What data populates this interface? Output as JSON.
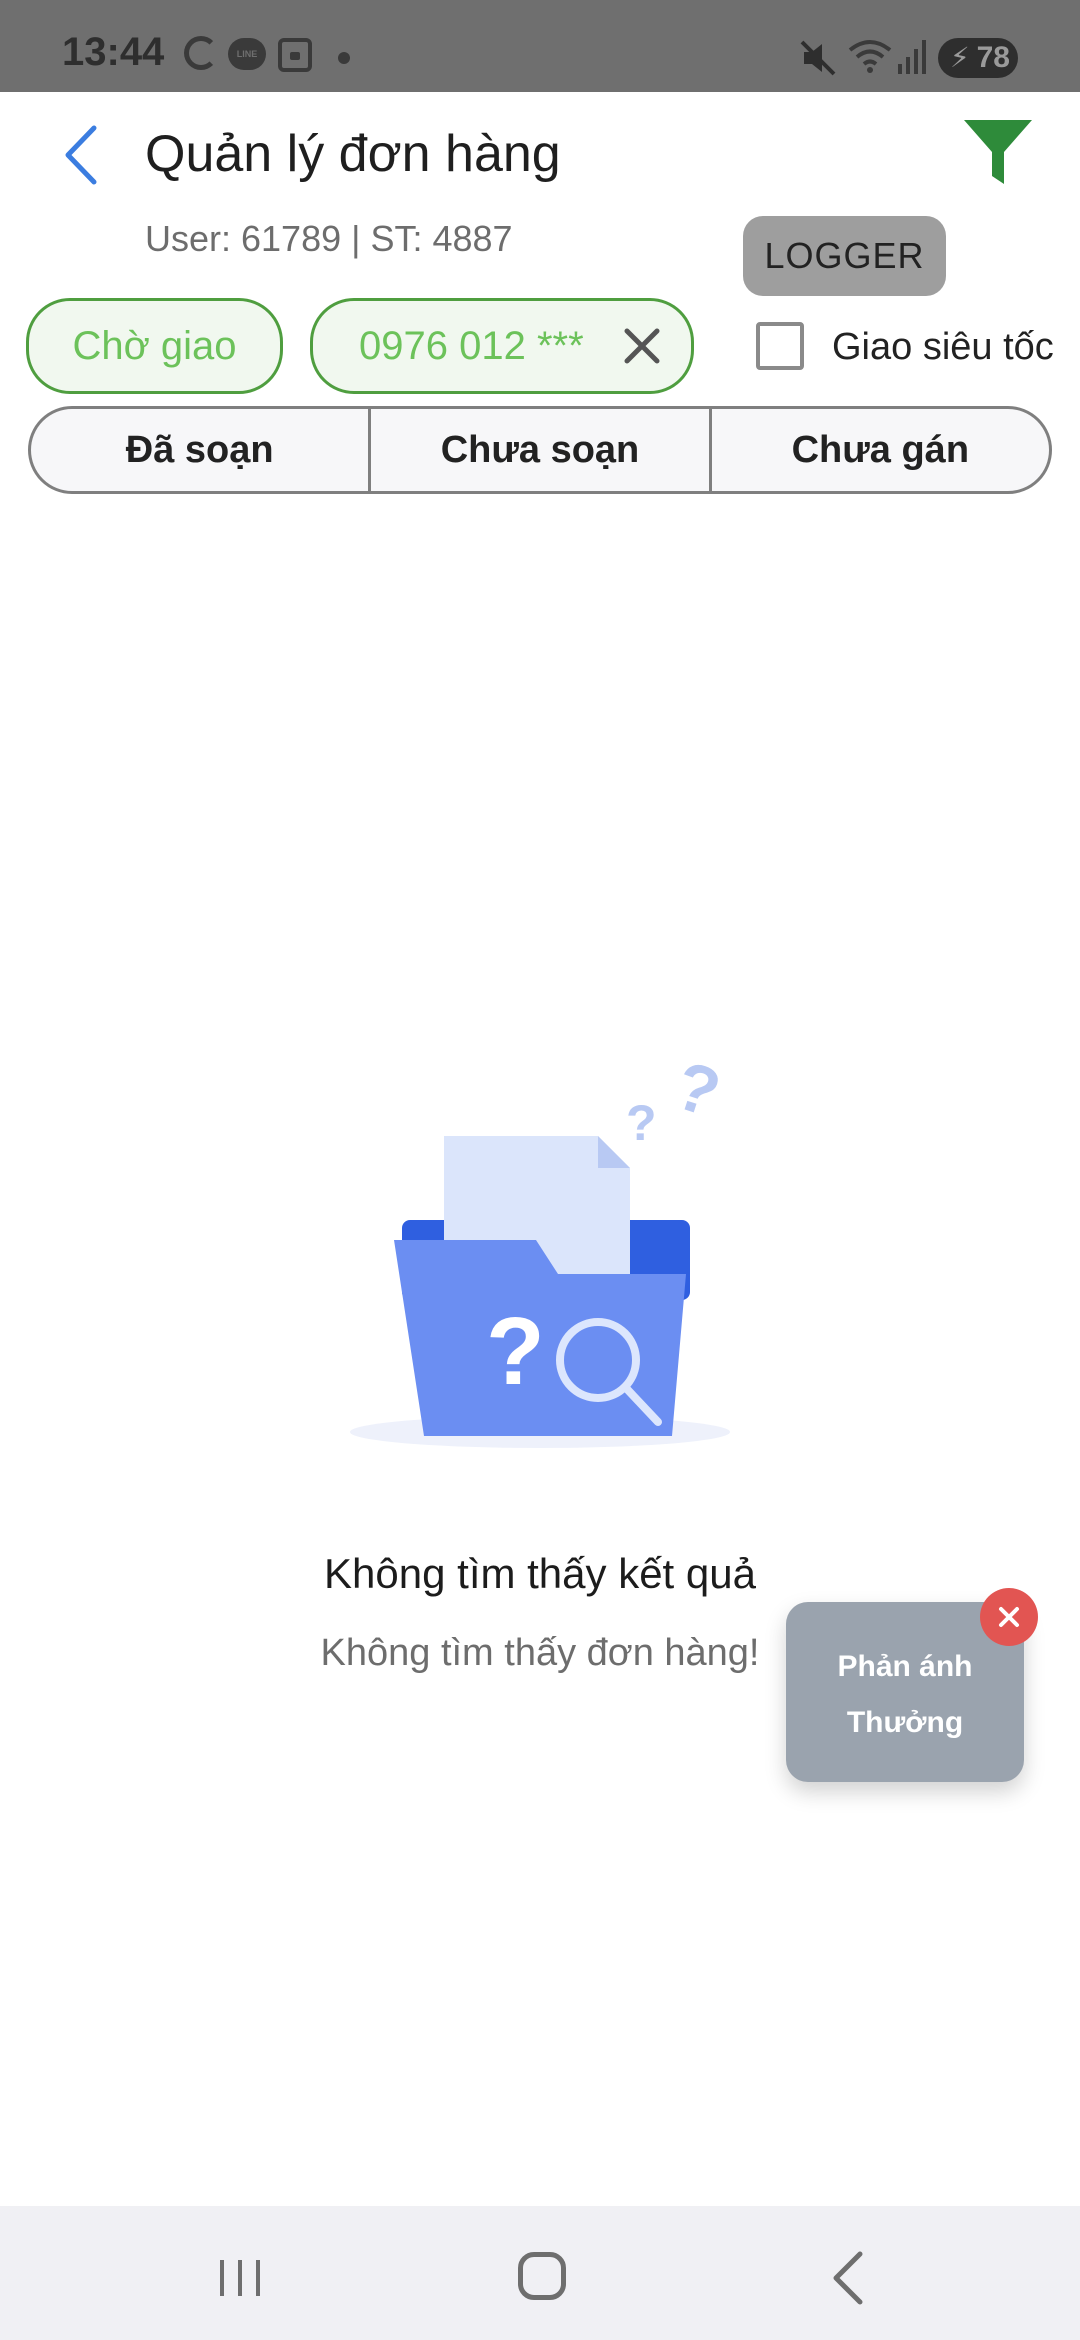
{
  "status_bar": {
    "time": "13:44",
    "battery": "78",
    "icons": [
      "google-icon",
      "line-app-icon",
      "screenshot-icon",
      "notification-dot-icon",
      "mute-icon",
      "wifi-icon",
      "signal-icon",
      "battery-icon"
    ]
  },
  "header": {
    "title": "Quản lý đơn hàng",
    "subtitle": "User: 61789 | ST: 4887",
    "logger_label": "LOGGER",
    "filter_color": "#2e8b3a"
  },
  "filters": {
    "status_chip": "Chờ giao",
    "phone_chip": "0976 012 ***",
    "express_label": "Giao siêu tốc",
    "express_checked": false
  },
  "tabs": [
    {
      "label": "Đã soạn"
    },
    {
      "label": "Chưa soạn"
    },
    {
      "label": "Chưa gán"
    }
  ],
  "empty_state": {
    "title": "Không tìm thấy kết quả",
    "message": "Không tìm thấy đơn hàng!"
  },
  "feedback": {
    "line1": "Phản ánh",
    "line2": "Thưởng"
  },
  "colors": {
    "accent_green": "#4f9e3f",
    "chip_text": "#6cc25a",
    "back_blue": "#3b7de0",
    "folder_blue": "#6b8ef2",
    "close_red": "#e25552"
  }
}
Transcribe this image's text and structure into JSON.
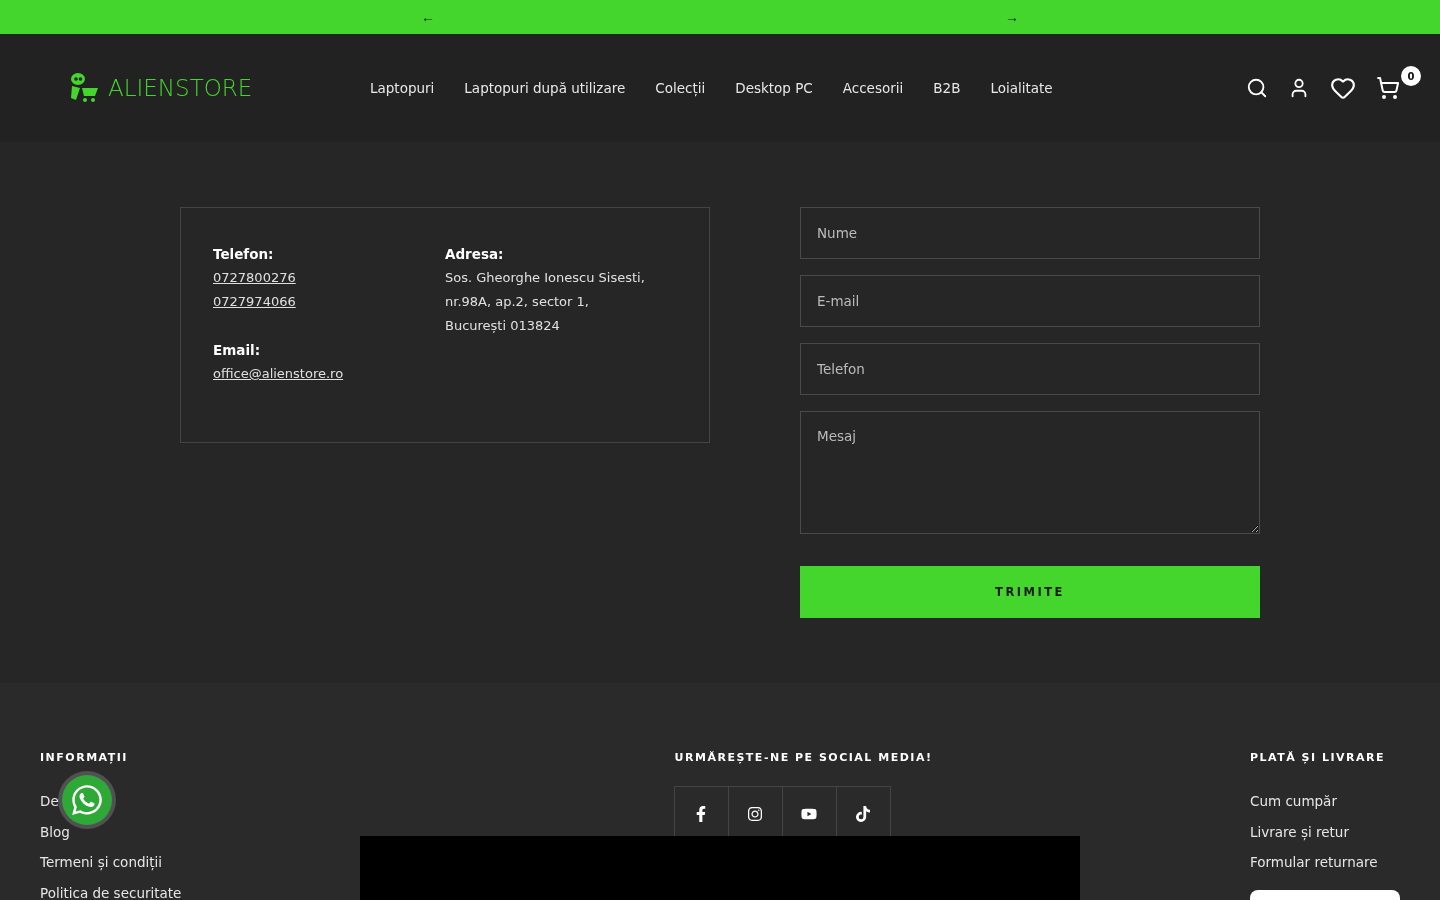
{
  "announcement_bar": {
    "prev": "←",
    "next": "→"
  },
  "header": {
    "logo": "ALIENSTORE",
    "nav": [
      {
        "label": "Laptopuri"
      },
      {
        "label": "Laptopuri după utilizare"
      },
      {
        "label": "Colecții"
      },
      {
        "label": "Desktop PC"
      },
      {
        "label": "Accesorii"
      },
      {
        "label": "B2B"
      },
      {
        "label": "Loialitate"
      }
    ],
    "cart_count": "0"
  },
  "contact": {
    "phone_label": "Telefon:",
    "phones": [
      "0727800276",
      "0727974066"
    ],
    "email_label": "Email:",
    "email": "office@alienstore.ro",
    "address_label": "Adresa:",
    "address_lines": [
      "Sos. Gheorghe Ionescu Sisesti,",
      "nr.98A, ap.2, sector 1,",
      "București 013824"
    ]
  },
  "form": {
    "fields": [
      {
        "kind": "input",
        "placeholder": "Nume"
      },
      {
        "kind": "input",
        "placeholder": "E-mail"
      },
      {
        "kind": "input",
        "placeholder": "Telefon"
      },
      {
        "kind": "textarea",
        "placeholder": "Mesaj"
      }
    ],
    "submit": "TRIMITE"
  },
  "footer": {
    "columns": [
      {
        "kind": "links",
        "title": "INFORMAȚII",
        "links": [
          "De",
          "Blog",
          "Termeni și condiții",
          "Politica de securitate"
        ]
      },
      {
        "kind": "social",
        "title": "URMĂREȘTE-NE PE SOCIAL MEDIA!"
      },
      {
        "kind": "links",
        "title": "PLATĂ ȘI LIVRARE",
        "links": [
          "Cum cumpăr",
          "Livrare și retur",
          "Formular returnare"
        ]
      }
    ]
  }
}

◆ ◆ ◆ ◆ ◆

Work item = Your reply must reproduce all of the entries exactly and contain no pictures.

Solution =
What data populates this interface? Output as JSON.
{
  "status_bar": {
    "time": "13:44",
    "battery": "78",
    "icons": [
      "google-icon",
      "line-app-icon",
      "screenshot-icon",
      "notification-dot-icon",
      "mute-icon",
      "wifi-icon",
      "signal-icon",
      "battery-icon"
    ]
  },
  "header": {
    "title": "Quản lý đơn hàng",
    "subtitle": "User: 61789 | ST: 4887",
    "logger_label": "LOGGER",
    "filter_color": "#2e8b3a"
  },
  "filters": {
    "status_chip": "Chờ giao",
    "phone_chip": "0976 012 ***",
    "express_label": "Giao siêu tốc",
    "express_checked": false
  },
  "tabs": [
    {
      "label": "Đã soạn"
    },
    {
      "label": "Chưa soạn"
    },
    {
      "label": "Chưa gán"
    }
  ],
  "empty_state": {
    "title": "Không tìm thấy kết quả",
    "message": "Không tìm thấy đơn hàng!"
  },
  "feedback": {
    "line1": "Phản ánh",
    "line2": "Thưởng"
  },
  "colors": {
    "accent_green": "#4f9e3f",
    "chip_text": "#6cc25a",
    "back_blue": "#3b7de0",
    "folder_blue": "#6b8ef2",
    "close_red": "#e25552"
  }
}
Transcribe this image's text and structure into JSON.
{
  "announcement_bar": {
    "prev": "←",
    "next": "→"
  },
  "header": {
    "logo": "ALIENSTORE",
    "nav": [
      {
        "label": "Laptopuri"
      },
      {
        "label": "Laptopuri după utilizare"
      },
      {
        "label": "Colecții"
      },
      {
        "label": "Desktop PC"
      },
      {
        "label": "Accesorii"
      },
      {
        "label": "B2B"
      },
      {
        "label": "Loialitate"
      }
    ],
    "cart_count": "0"
  },
  "contact": {
    "phone_label": "Telefon:",
    "phones": [
      "0727800276",
      "0727974066"
    ],
    "email_label": "Email:",
    "email": "office@alienstore.ro",
    "address_label": "Adresa:",
    "address_lines": [
      "Sos. Gheorghe Ionescu Sisesti,",
      "nr.98A, ap.2, sector 1,",
      "București 013824"
    ]
  },
  "form": {
    "fields": [
      {
        "kind": "input",
        "placeholder": "Nume"
      },
      {
        "kind": "input",
        "placeholder": "E-mail"
      },
      {
        "kind": "input",
        "placeholder": "Telefon"
      },
      {
        "kind": "textarea",
        "placeholder": "Mesaj"
      }
    ],
    "submit": "TRIMITE"
  },
  "footer": {
    "columns": [
      {
        "kind": "links",
        "title": "INFORMAȚII",
        "links": [
          "De",
          "Blog",
          "Termeni și condiții",
          "Politica de securitate"
        ]
      },
      {
        "kind": "social",
        "title": "URMĂREȘTE-NE PE SOCIAL MEDIA!"
      },
      {
        "kind": "links",
        "title": "PLATĂ ȘI LIVRARE",
        "links": [
          "Cum cumpăr",
          "Livrare și retur",
          "Formular returnare"
        ]
      }
    ]
  }
}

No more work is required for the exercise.